PROBLEM DETAILS>
Every line below must be given again exactly.

DATA TO PROCESS>

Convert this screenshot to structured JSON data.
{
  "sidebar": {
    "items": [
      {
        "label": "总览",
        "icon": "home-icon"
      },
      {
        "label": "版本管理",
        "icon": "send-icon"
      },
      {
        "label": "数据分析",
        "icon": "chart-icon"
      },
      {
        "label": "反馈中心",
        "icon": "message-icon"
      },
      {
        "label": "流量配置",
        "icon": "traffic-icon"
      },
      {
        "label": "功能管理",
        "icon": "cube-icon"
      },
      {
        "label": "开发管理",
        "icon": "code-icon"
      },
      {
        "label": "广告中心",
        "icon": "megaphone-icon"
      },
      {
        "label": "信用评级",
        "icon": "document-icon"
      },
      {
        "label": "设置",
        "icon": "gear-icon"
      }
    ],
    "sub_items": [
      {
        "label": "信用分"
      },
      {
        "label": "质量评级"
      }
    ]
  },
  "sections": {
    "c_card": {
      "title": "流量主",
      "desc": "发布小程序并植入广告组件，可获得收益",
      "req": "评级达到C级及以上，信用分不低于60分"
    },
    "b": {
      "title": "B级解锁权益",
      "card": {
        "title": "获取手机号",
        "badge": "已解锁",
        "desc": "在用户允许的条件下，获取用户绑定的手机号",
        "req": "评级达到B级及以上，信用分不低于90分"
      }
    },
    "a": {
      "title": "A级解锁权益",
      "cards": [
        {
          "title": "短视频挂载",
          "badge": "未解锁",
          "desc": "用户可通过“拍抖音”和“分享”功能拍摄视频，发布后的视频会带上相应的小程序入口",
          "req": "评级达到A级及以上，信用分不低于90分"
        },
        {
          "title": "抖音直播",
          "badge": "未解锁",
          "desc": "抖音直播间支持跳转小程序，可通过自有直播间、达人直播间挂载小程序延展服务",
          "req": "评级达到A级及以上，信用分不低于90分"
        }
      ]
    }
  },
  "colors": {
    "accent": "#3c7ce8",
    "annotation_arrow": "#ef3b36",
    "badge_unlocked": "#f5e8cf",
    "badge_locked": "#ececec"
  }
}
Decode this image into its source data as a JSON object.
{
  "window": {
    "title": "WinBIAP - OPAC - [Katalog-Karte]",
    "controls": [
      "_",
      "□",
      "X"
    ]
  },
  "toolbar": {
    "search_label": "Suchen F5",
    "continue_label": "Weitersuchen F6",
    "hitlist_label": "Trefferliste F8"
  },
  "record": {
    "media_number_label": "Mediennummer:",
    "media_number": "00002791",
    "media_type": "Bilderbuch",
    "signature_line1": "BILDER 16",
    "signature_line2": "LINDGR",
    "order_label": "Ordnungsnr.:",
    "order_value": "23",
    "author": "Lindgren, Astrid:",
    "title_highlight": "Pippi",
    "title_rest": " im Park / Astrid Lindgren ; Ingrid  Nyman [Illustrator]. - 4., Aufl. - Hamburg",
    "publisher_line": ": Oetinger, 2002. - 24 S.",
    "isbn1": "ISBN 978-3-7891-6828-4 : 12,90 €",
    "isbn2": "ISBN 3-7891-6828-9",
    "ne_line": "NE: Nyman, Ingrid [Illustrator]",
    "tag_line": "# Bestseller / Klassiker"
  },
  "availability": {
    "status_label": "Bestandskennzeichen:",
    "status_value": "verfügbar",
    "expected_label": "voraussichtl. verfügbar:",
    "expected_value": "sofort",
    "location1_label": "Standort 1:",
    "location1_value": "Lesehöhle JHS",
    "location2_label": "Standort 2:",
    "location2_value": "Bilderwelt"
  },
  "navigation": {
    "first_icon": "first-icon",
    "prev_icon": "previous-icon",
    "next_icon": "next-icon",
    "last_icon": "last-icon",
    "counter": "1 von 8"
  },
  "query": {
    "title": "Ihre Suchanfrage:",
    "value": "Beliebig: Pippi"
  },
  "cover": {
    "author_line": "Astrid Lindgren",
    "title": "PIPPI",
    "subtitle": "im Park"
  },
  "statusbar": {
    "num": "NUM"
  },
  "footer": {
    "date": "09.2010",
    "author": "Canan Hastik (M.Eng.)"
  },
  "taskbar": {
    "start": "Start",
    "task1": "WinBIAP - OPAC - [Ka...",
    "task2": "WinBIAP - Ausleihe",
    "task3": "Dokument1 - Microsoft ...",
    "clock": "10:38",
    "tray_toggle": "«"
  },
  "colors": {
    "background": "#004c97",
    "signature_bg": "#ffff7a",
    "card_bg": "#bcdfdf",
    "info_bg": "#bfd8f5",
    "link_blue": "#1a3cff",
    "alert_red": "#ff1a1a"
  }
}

OUTPUT FOR THIS TASK>
Convert this screenshot to structured JSON data.
{
  "sidebar": {
    "items": [
      {
        "label": "总览",
        "icon": "home-icon"
      },
      {
        "label": "版本管理",
        "icon": "send-icon"
      },
      {
        "label": "数据分析",
        "icon": "chart-icon"
      },
      {
        "label": "反馈中心",
        "icon": "message-icon"
      },
      {
        "label": "流量配置",
        "icon": "traffic-icon"
      },
      {
        "label": "功能管理",
        "icon": "cube-icon"
      },
      {
        "label": "开发管理",
        "icon": "code-icon"
      },
      {
        "label": "广告中心",
        "icon": "megaphone-icon"
      },
      {
        "label": "信用评级",
        "icon": "document-icon"
      },
      {
        "label": "设置",
        "icon": "gear-icon"
      }
    ],
    "sub_items": [
      {
        "label": "信用分"
      },
      {
        "label": "质量评级"
      }
    ]
  },
  "sections": {
    "c_card": {
      "title": "流量主",
      "desc": "发布小程序并植入广告组件，可获得收益",
      "req": "评级达到C级及以上，信用分不低于60分"
    },
    "b": {
      "title": "B级解锁权益",
      "card": {
        "title": "获取手机号",
        "badge": "已解锁",
        "desc": "在用户允许的条件下，获取用户绑定的手机号",
        "req": "评级达到B级及以上，信用分不低于90分"
      }
    },
    "a": {
      "title": "A级解锁权益",
      "cards": [
        {
          "title": "短视频挂载",
          "badge": "未解锁",
          "desc": "用户可通过“拍抖音”和“分享”功能拍摄视频，发布后的视频会带上相应的小程序入口",
          "req": "评级达到A级及以上，信用分不低于90分"
        },
        {
          "title": "抖音直播",
          "badge": "未解锁",
          "desc": "抖音直播间支持跳转小程序，可通过自有直播间、达人直播间挂载小程序延展服务",
          "req": "评级达到A级及以上，信用分不低于90分"
        }
      ]
    }
  },
  "colors": {
    "accent": "#3c7ce8",
    "annotation_arrow": "#ef3b36",
    "badge_unlocked": "#f5e8cf",
    "badge_locked": "#ececec"
  }
}
Decode this image into its source data as a JSON object.
{
  "window": {
    "title": "WinBIAP - OPAC - [Katalog-Karte]",
    "controls": [
      "_",
      "□",
      "X"
    ]
  },
  "toolbar": {
    "search_label": "Suchen F5",
    "continue_label": "Weitersuchen F6",
    "hitlist_label": "Trefferliste F8"
  },
  "record": {
    "media_number_label": "Mediennummer:",
    "media_number": "00002791",
    "media_type": "Bilderbuch",
    "signature_line1": "BILDER 16",
    "signature_line2": "LINDGR",
    "order_label": "Ordnungsnr.:",
    "order_value": "23",
    "author": "Lindgren, Astrid:",
    "title_highlight": "Pippi",
    "title_rest": " im Park / Astrid Lindgren ; Ingrid  Nyman [Illustrator]. - 4., Aufl. - Hamburg",
    "publisher_line": ": Oetinger, 2002. - 24 S.",
    "isbn1": "ISBN 978-3-7891-6828-4 : 12,90 €",
    "isbn2": "ISBN 3-7891-6828-9",
    "ne_line": "NE: Nyman, Ingrid [Illustrator]",
    "tag_line": "# Bestseller / Klassiker"
  },
  "availability": {
    "status_label": "Bestandskennzeichen:",
    "status_value": "verfügbar",
    "expected_label": "voraussichtl. verfügbar:",
    "expected_value": "sofort",
    "location1_label": "Standort 1:",
    "location1_value": "Lesehöhle JHS",
    "location2_label": "Standort 2:",
    "location2_value": "Bilderwelt"
  },
  "navigation": {
    "first_icon": "first-icon",
    "prev_icon": "previous-icon",
    "next_icon": "next-icon",
    "last_icon": "last-icon",
    "counter": "1 von 8"
  },
  "query": {
    "title": "Ihre Suchanfrage:",
    "value": "Beliebig: Pippi"
  },
  "cover": {
    "author_line": "Astrid Lindgren",
    "title": "PIPPI",
    "subtitle": "im Park"
  },
  "statusbar": {
    "num": "NUM"
  },
  "footer": {
    "date": "09.2010",
    "author": "Canan Hastik (M.Eng.)"
  },
  "taskbar": {
    "start": "Start",
    "task1": "WinBIAP - OPAC - [Ka...",
    "task2": "WinBIAP - Ausleihe",
    "task3": "Dokument1 - Microsoft ...",
    "clock": "10:38",
    "tray_toggle": "«"
  },
  "colors": {
    "background": "#004c97",
    "signature_bg": "#ffff7a",
    "card_bg": "#bcdfdf",
    "info_bg": "#bfd8f5",
    "link_blue": "#1a3cff",
    "alert_red": "#ff1a1a"
  }
}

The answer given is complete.